++++ DATA SUPPLIED ++++

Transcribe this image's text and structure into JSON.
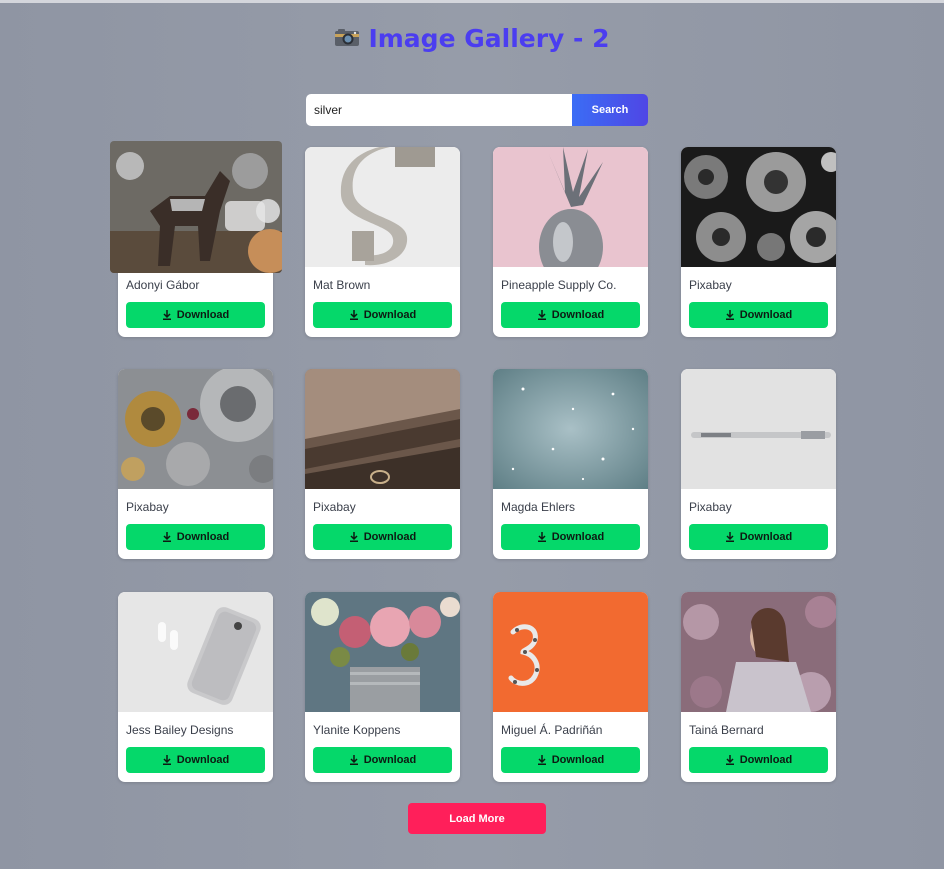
{
  "header": {
    "title": "Image Gallery - 2",
    "icon": "camera-icon"
  },
  "search": {
    "value": "silver",
    "button_label": "Search"
  },
  "download_label": "Download",
  "photos": [
    {
      "author": "Adonyi Gábor"
    },
    {
      "author": "Mat Brown"
    },
    {
      "author": "Pineapple Supply Co."
    },
    {
      "author": "Pixabay"
    },
    {
      "author": "Pixabay"
    },
    {
      "author": "Pixabay"
    },
    {
      "author": "Magda Ehlers"
    },
    {
      "author": "Pixabay"
    },
    {
      "author": "Jess Bailey Designs"
    },
    {
      "author": "Ylanite Koppens"
    },
    {
      "author": "Miguel Á. Padriñán"
    },
    {
      "author": "Tainá Bernard"
    }
  ],
  "load_more_label": "Load More",
  "colors": {
    "title": "#4b3df0",
    "download": "#05d86a",
    "load_more": "#ff1f5a",
    "search_button": "#3b6df5"
  }
}
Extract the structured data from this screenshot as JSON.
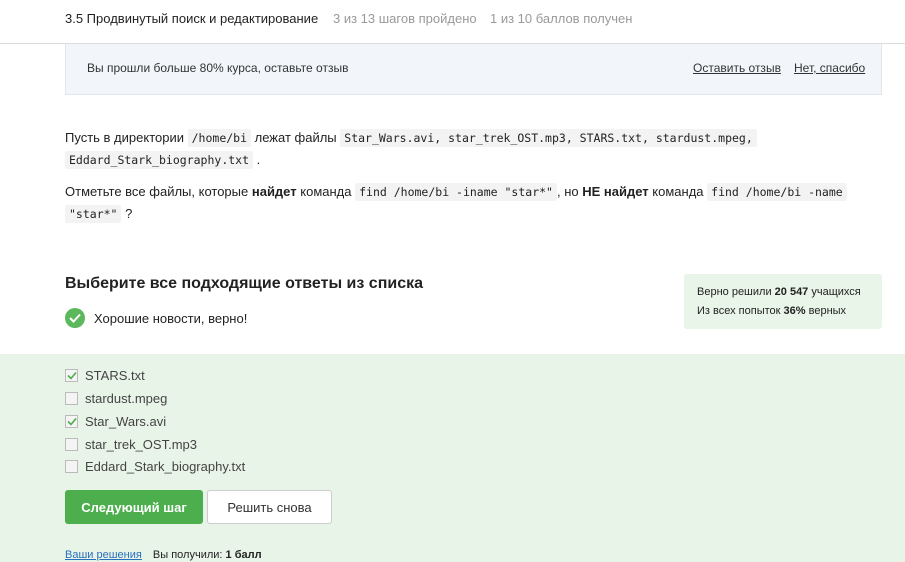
{
  "header": {
    "title": "3.5 Продвинутый поиск и редактирование",
    "steps": "3 из 13 шагов пройдено",
    "points": "1 из 10 баллов  получен"
  },
  "feedback": {
    "message": "Вы прошли больше 80% курса, оставьте отзыв",
    "leave_review": "Оставить отзыв",
    "no_thanks": "Нет, спасибо"
  },
  "question": {
    "p1_pre": "Пусть в директории",
    "p1_dir": "/home/bi",
    "p1_mid": "лежат файлы",
    "p1_files": "Star_Wars.avi, star_trek_OST.mp3, STARS.txt, stardust.mpeg,",
    "p1_files2": "Eddard_Stark_biography.txt",
    "p1_end": ".",
    "p2_pre": "Отметьте все файлы, которые",
    "p2_bold1": "найдет",
    "p2_cmd_word": "команда",
    "p2_cmd1": "find /home/bi -iname \"star*\"",
    "p2_but": ", но",
    "p2_bold2": "НЕ найдет",
    "p2_cmd_word2": "команда",
    "p2_cmd2a": "find /home/bi -name",
    "p2_cmd2b": "\"star*\"",
    "p2_end": "?"
  },
  "answer_section": {
    "title": "Выберите все подходящие ответы из списка",
    "good_news": "Хорошие новости, верно!"
  },
  "stats": {
    "solved_pre": "Верно решили",
    "solved_count": "20 547",
    "solved_post": "учащихся",
    "attempts_pre": "Из всех попыток",
    "attempts_pct": "36%",
    "attempts_post": "верных"
  },
  "options": [
    {
      "label": "STARS.txt",
      "checked": true
    },
    {
      "label": "stardust.mpeg",
      "checked": false
    },
    {
      "label": "Star_Wars.avi",
      "checked": true
    },
    {
      "label": "star_trek_OST.mp3",
      "checked": false
    },
    {
      "label": "Eddard_Stark_biography.txt",
      "checked": false
    }
  ],
  "buttons": {
    "next": "Следующий шаг",
    "retry": "Решить снова"
  },
  "footer": {
    "solutions_link": "Ваши решения",
    "got_pre": "Вы получили:",
    "got_value": "1 балл"
  },
  "colors": {
    "success_green": "#4cae4c",
    "answers_bg": "#e8f4e8",
    "link_blue": "#2a6fbd"
  }
}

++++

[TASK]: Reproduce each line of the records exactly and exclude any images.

[SOLUTION TO THIS TASK]:
Transcribe this image's text and structure into JSON.
{
  "header": {
    "title": "Image Gallery - 2",
    "icon": "camera-icon"
  },
  "search": {
    "value": "silver",
    "button_label": "Search"
  },
  "download_label": "Download",
  "photos": [
    {
      "author": "Adonyi Gábor"
    },
    {
      "author": "Mat Brown"
    },
    {
      "author": "Pineapple Supply Co."
    },
    {
      "author": "Pixabay"
    },
    {
      "author": "Pixabay"
    },
    {
      "author": "Pixabay"
    },
    {
      "author": "Magda Ehlers"
    },
    {
      "author": "Pixabay"
    },
    {
      "author": "Jess Bailey Designs"
    },
    {
      "author": "Ylanite Koppens"
    },
    {
      "author": "Miguel Á. Padriñán"
    },
    {
      "author": "Tainá Bernard"
    }
  ],
  "load_more_label": "Load More",
  "colors": {
    "title": "#4b3df0",
    "download": "#05d86a",
    "load_more": "#ff1f5a",
    "search_button": "#3b6df5"
  }
}
Extract the structured data from this screenshot as JSON.
{
  "header": {
    "title": "3.5 Продвинутый поиск и редактирование",
    "steps": "3 из 13 шагов пройдено",
    "points": "1 из 10 баллов  получен"
  },
  "feedback": {
    "message": "Вы прошли больше 80% курса, оставьте отзыв",
    "leave_review": "Оставить отзыв",
    "no_thanks": "Нет, спасибо"
  },
  "question": {
    "p1_pre": "Пусть в директории",
    "p1_dir": "/home/bi",
    "p1_mid": "лежат файлы",
    "p1_files": "Star_Wars.avi, star_trek_OST.mp3, STARS.txt, stardust.mpeg,",
    "p1_files2": "Eddard_Stark_biography.txt",
    "p1_end": ".",
    "p2_pre": "Отметьте все файлы, которые",
    "p2_bold1": "найдет",
    "p2_cmd_word": "команда",
    "p2_cmd1": "find /home/bi -iname \"star*\"",
    "p2_but": ", но",
    "p2_bold2": "НЕ найдет",
    "p2_cmd_word2": "команда",
    "p2_cmd2a": "find /home/bi -name",
    "p2_cmd2b": "\"star*\"",
    "p2_end": "?"
  },
  "answer_section": {
    "title": "Выберите все подходящие ответы из списка",
    "good_news": "Хорошие новости, верно!"
  },
  "stats": {
    "solved_pre": "Верно решили",
    "solved_count": "20 547",
    "solved_post": "учащихся",
    "attempts_pre": "Из всех попыток",
    "attempts_pct": "36%",
    "attempts_post": "верных"
  },
  "options": [
    {
      "label": "STARS.txt",
      "checked": true
    },
    {
      "label": "stardust.mpeg",
      "checked": false
    },
    {
      "label": "Star_Wars.avi",
      "checked": true
    },
    {
      "label": "star_trek_OST.mp3",
      "checked": false
    },
    {
      "label": "Eddard_Stark_biography.txt",
      "checked": false
    }
  ],
  "buttons": {
    "next": "Следующий шаг",
    "retry": "Решить снова"
  },
  "footer": {
    "solutions_link": "Ваши решения",
    "got_pre": "Вы получили:",
    "got_value": "1 балл"
  },
  "colors": {
    "success_green": "#4cae4c",
    "answers_bg": "#e8f4e8",
    "link_blue": "#2a6fbd"
  }
}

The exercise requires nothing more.